Your copy should repeat each record exactly and contain none of the pictures.

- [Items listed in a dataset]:
↓↓↓

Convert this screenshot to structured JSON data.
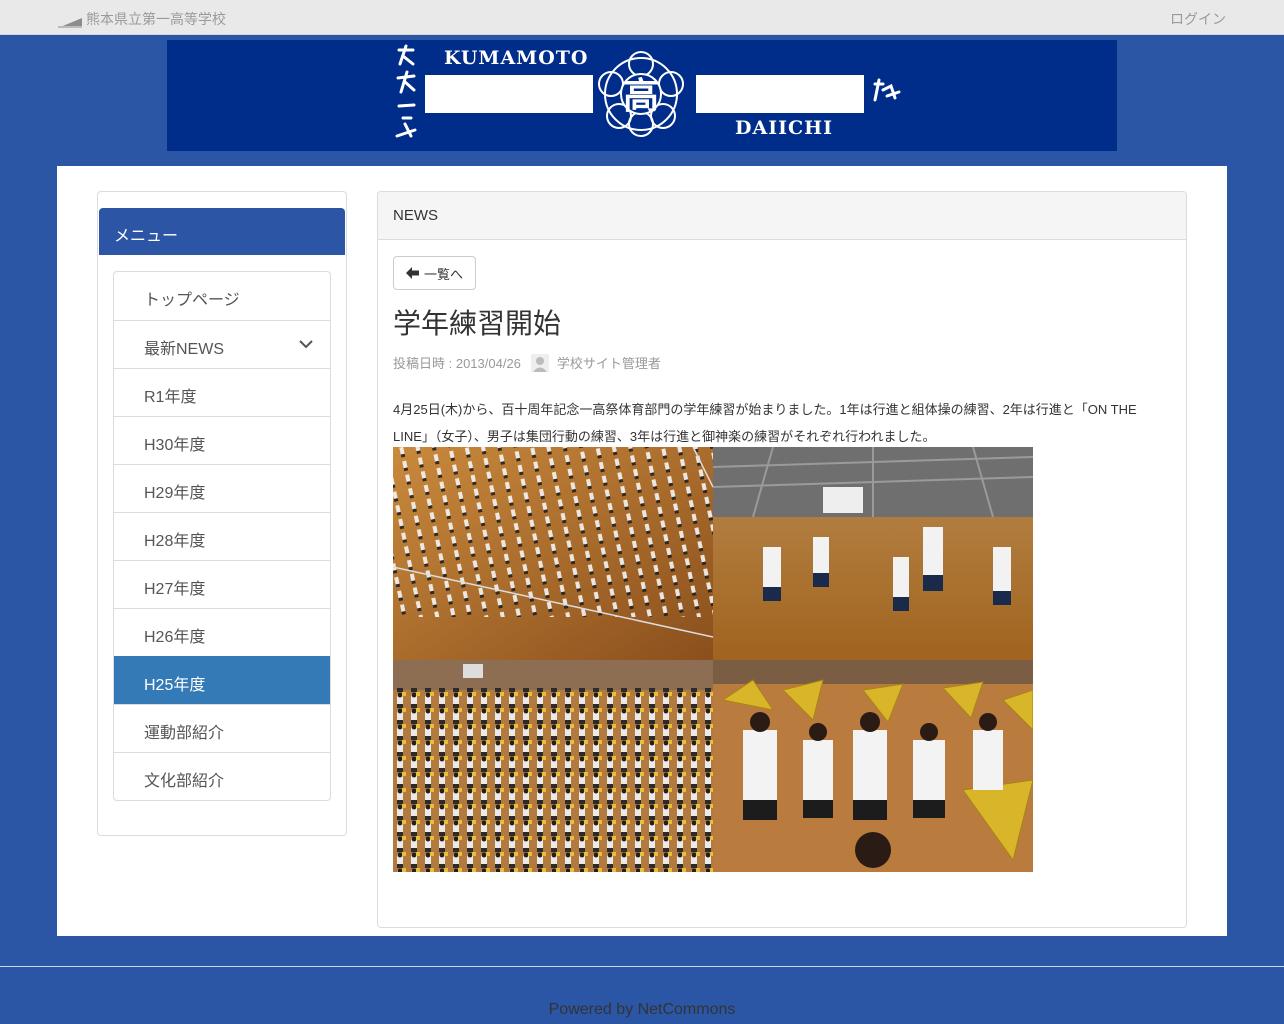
{
  "topbar": {
    "site_name": "熊本県立第一高等学校",
    "login": "ログイン"
  },
  "banner": {
    "text_top": "KUMAMOTO",
    "text_bottom": "DAIICHI",
    "crest_char": "高"
  },
  "menu": {
    "title": "メニュー",
    "items": [
      {
        "label": "トップページ"
      },
      {
        "label": "最新NEWS"
      },
      {
        "label": "R1年度"
      },
      {
        "label": "H30年度"
      },
      {
        "label": "H29年度"
      },
      {
        "label": "H28年度"
      },
      {
        "label": "H27年度"
      },
      {
        "label": "H26年度"
      },
      {
        "label": "H25年度"
      },
      {
        "label": "運動部紹介"
      },
      {
        "label": "文化部紹介"
      }
    ],
    "active_label": "H25年度",
    "expandable_label": "最新NEWS"
  },
  "news": {
    "header": "NEWS",
    "back_label": "一覧へ",
    "title": "学年練習開始",
    "posted_label": "投稿日時 : 2013/04/26",
    "author": "学校サイト管理者",
    "body": "4月25日(木)から、百十周年記念一高祭体育部門の学年練習が始まりました。1年は行進と組体操の練習、2年は行進と「ON THE LINE」（女子）、男子は集団行動の練習、3年は行進と御神楽の練習がそれぞれ行われました。"
  },
  "footer": {
    "powered": "Powered by NetCommons"
  },
  "colors": {
    "background": "#2b56a5",
    "banner": "#002c8a",
    "menu_head": "#2c56a5",
    "active_item": "#337ab7"
  }
}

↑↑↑

- [Exercise solution]:
Convert this screenshot to structured JSON data.
{
  "topbar": {
    "site_name": "熊本県立第一高等学校",
    "login": "ログイン"
  },
  "banner": {
    "text_top": "KUMAMOTO",
    "text_bottom": "DAIICHI",
    "crest_char": "高"
  },
  "menu": {
    "title": "メニュー",
    "items": [
      {
        "label": "トップページ"
      },
      {
        "label": "最新NEWS"
      },
      {
        "label": "R1年度"
      },
      {
        "label": "H30年度"
      },
      {
        "label": "H29年度"
      },
      {
        "label": "H28年度"
      },
      {
        "label": "H27年度"
      },
      {
        "label": "H26年度"
      },
      {
        "label": "H25年度"
      },
      {
        "label": "運動部紹介"
      },
      {
        "label": "文化部紹介"
      }
    ],
    "active_label": "H25年度",
    "expandable_label": "最新NEWS"
  },
  "news": {
    "header": "NEWS",
    "back_label": "一覧へ",
    "title": "学年練習開始",
    "posted_label": "投稿日時 : 2013/04/26",
    "author": "学校サイト管理者",
    "body": "4月25日(木)から、百十周年記念一高祭体育部門の学年練習が始まりました。1年は行進と組体操の練習、2年は行進と「ON THE LINE」（女子）、男子は集団行動の練習、3年は行進と御神楽の練習がそれぞれ行われました。"
  },
  "footer": {
    "powered": "Powered by NetCommons"
  },
  "colors": {
    "background": "#2b56a5",
    "banner": "#002c8a",
    "menu_head": "#2c56a5",
    "active_item": "#337ab7"
  }
}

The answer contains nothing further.